• _Assigned task_:
In the entries below, some lines contain "price"; work out how many and answer with the figure only.

• _Supplied material_:
====

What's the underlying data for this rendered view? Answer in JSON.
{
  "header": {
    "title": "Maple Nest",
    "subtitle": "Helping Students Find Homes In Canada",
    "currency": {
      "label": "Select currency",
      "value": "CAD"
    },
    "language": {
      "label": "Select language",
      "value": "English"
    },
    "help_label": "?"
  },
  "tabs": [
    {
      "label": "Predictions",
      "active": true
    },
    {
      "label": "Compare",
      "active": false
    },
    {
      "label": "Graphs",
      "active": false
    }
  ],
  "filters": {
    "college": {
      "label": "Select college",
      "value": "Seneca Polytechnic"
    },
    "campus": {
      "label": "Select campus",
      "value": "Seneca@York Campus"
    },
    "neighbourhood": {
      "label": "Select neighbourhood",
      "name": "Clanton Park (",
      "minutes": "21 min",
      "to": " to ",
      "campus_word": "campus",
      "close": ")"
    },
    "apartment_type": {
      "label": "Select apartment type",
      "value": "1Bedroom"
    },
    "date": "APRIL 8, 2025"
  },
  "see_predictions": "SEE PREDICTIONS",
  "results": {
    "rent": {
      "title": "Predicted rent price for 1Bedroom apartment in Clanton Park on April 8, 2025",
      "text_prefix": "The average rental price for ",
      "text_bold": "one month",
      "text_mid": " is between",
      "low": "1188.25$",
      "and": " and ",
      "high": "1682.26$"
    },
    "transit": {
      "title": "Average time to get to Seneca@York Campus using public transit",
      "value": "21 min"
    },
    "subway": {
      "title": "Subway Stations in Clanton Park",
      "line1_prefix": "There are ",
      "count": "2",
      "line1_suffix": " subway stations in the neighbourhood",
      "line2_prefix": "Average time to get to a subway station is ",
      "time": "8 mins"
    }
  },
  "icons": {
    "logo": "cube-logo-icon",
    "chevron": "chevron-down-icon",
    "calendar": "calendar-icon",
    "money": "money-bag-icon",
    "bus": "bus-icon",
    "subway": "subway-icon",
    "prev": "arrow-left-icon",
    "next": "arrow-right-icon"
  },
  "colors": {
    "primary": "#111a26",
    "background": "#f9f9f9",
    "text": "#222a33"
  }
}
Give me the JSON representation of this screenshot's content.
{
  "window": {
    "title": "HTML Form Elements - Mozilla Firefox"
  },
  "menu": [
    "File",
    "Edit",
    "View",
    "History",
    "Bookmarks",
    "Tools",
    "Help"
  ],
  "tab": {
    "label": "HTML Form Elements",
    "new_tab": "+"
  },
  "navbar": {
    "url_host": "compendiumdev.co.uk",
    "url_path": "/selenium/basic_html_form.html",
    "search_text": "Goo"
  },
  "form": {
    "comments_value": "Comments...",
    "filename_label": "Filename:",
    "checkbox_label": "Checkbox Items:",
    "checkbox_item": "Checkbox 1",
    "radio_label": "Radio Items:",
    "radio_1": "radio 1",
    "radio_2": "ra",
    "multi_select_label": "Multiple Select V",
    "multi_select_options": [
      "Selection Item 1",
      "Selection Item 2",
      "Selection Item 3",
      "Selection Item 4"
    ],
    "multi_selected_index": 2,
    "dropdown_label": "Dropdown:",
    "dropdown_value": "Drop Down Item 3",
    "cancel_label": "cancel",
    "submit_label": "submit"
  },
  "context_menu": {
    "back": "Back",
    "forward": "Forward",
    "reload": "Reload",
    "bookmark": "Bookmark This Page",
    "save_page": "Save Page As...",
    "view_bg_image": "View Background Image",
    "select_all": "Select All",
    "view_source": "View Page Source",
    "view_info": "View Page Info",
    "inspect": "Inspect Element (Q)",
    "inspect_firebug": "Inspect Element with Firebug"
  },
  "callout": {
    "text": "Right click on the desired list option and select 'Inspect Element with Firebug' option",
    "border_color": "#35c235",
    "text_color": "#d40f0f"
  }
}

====

• _Problem solution_:
2